## Exercise directions
Quote the whole listing verbatim.

** Provided information follows **

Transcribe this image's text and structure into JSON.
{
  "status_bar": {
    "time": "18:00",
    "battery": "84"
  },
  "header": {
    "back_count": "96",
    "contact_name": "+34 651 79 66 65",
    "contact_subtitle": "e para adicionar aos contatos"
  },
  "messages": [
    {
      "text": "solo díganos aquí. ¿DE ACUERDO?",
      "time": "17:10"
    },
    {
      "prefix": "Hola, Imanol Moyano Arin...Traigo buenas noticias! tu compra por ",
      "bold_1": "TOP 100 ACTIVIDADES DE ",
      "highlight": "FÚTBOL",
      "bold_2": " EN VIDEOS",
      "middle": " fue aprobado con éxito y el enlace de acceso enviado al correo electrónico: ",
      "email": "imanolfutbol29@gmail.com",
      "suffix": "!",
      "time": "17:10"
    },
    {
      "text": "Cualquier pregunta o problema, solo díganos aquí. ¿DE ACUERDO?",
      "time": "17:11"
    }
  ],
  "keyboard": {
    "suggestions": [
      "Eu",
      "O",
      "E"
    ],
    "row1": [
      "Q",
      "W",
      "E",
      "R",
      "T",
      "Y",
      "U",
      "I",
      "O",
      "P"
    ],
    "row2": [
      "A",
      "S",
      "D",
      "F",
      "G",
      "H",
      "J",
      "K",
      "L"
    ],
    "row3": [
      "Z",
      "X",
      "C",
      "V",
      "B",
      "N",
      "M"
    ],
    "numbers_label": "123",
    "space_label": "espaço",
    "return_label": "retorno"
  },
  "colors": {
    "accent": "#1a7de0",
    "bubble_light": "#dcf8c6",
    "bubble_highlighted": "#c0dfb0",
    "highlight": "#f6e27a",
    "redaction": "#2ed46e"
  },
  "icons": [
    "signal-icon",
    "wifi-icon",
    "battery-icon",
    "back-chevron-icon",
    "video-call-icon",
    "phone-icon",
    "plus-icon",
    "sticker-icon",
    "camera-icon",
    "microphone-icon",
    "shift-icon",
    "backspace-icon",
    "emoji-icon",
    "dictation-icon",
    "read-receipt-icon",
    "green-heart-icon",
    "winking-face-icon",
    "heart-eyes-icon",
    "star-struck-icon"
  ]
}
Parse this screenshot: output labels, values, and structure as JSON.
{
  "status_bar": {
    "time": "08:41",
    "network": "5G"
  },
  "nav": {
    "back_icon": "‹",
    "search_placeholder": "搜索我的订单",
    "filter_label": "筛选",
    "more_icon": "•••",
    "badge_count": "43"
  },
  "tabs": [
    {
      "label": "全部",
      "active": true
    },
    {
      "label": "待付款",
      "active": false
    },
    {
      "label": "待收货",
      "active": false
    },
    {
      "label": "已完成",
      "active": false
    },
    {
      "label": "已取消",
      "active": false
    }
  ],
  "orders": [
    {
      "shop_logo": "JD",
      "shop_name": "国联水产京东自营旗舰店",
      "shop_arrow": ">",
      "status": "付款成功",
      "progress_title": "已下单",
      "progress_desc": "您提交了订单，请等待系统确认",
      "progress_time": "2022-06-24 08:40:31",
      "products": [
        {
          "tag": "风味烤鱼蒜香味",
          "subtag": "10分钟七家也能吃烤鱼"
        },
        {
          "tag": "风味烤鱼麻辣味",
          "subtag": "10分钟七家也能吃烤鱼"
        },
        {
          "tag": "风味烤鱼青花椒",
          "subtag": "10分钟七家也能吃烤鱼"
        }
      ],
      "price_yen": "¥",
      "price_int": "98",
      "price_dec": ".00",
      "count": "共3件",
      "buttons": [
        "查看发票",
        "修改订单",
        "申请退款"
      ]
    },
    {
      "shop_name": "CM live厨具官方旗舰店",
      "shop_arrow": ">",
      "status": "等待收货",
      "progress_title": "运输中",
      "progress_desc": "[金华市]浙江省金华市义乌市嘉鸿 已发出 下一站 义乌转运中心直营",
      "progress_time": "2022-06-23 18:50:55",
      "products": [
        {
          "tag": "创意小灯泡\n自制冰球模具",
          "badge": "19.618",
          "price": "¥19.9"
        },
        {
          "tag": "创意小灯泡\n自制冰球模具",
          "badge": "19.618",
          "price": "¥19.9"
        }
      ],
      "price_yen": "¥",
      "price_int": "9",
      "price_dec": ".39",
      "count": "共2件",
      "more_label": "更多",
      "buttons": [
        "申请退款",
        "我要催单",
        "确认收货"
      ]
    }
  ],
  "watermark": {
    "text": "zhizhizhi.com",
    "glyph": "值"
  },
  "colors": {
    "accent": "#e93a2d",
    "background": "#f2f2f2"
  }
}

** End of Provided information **

## Written reply
Transcribe this image's text and structure into JSON.
{
  "status_bar": {
    "time": "18:00",
    "battery": "84"
  },
  "header": {
    "back_count": "96",
    "contact_name": "+34 651 79 66 65",
    "contact_subtitle": "e para adicionar aos contatos"
  },
  "messages": [
    {
      "text": "solo díganos aquí. ¿DE ACUERDO?",
      "time": "17:10"
    },
    {
      "prefix": "Hola, Imanol Moyano Arin...Traigo buenas noticias! tu compra por ",
      "bold_1": "TOP 100 ACTIVIDADES DE ",
      "highlight": "FÚTBOL",
      "bold_2": " EN VIDEOS",
      "middle": " fue aprobado con éxito y el enlace de acceso enviado al correo electrónico: ",
      "email": "imanolfutbol29@gmail.com",
      "suffix": "!",
      "time": "17:10"
    },
    {
      "text": "Cualquier pregunta o problema, solo díganos aquí. ¿DE ACUERDO?",
      "time": "17:11"
    }
  ],
  "keyboard": {
    "suggestions": [
      "Eu",
      "O",
      "E"
    ],
    "row1": [
      "Q",
      "W",
      "E",
      "R",
      "T",
      "Y",
      "U",
      "I",
      "O",
      "P"
    ],
    "row2": [
      "A",
      "S",
      "D",
      "F",
      "G",
      "H",
      "J",
      "K",
      "L"
    ],
    "row3": [
      "Z",
      "X",
      "C",
      "V",
      "B",
      "N",
      "M"
    ],
    "numbers_label": "123",
    "space_label": "espaço",
    "return_label": "retorno"
  },
  "colors": {
    "accent": "#1a7de0",
    "bubble_light": "#dcf8c6",
    "bubble_highlighted": "#c0dfb0",
    "highlight": "#f6e27a",
    "redaction": "#2ed46e"
  },
  "icons": [
    "signal-icon",
    "wifi-icon",
    "battery-icon",
    "back-chevron-icon",
    "video-call-icon",
    "phone-icon",
    "plus-icon",
    "sticker-icon",
    "camera-icon",
    "microphone-icon",
    "shift-icon",
    "backspace-icon",
    "emoji-icon",
    "dictation-icon",
    "read-receipt-icon",
    "green-heart-icon",
    "winking-face-icon",
    "heart-eyes-icon",
    "star-struck-icon"
  ]
}
Parse this screenshot: output labels, values, and structure as JSON.
{
  "status_bar": {
    "time": "08:41",
    "network": "5G"
  },
  "nav": {
    "back_icon": "‹",
    "search_placeholder": "搜索我的订单",
    "filter_label": "筛选",
    "more_icon": "•••",
    "badge_count": "43"
  },
  "tabs": [
    {
      "label": "全部",
      "active": true
    },
    {
      "label": "待付款",
      "active": false
    },
    {
      "label": "待收货",
      "active": false
    },
    {
      "label": "已完成",
      "active": false
    },
    {
      "label": "已取消",
      "active": false
    }
  ],
  "orders": [
    {
      "shop_logo": "JD",
      "shop_name": "国联水产京东自营旗舰店",
      "shop_arrow": ">",
      "status": "付款成功",
      "progress_title": "已下单",
      "progress_desc": "您提交了订单，请等待系统确认",
      "progress_time": "2022-06-24 08:40:31",
      "products": [
        {
          "tag": "风味烤鱼蒜香味",
          "subtag": "10分钟七家也能吃烤鱼"
        },
        {
          "tag": "风味烤鱼麻辣味",
          "subtag": "10分钟七家也能吃烤鱼"
        },
        {
          "tag": "风味烤鱼青花椒",
          "subtag": "10分钟七家也能吃烤鱼"
        }
      ],
      "price_yen": "¥",
      "price_int": "98",
      "price_dec": ".00",
      "count": "共3件",
      "buttons": [
        "查看发票",
        "修改订单",
        "申请退款"
      ]
    },
    {
      "shop_name": "CM live厨具官方旗舰店",
      "shop_arrow": ">",
      "status": "等待收货",
      "progress_title": "运输中",
      "progress_desc": "[金华市]浙江省金华市义乌市嘉鸿 已发出 下一站 义乌转运中心直营",
      "progress_time": "2022-06-23 18:50:55",
      "products": [
        {
          "tag": "创意小灯泡\n自制冰球模具",
          "badge": "19.618",
          "price": "¥19.9"
        },
        {
          "tag": "创意小灯泡\n自制冰球模具",
          "badge": "19.618",
          "price": "¥19.9"
        }
      ],
      "price_yen": "¥",
      "price_int": "9",
      "price_dec": ".39",
      "count": "共2件",
      "more_label": "更多",
      "buttons": [
        "申请退款",
        "我要催单",
        "确认收货"
      ]
    }
  ],
  "watermark": {
    "text": "zhizhizhi.com",
    "glyph": "值"
  },
  "colors": {
    "accent": "#e93a2d",
    "background": "#f2f2f2"
  }
}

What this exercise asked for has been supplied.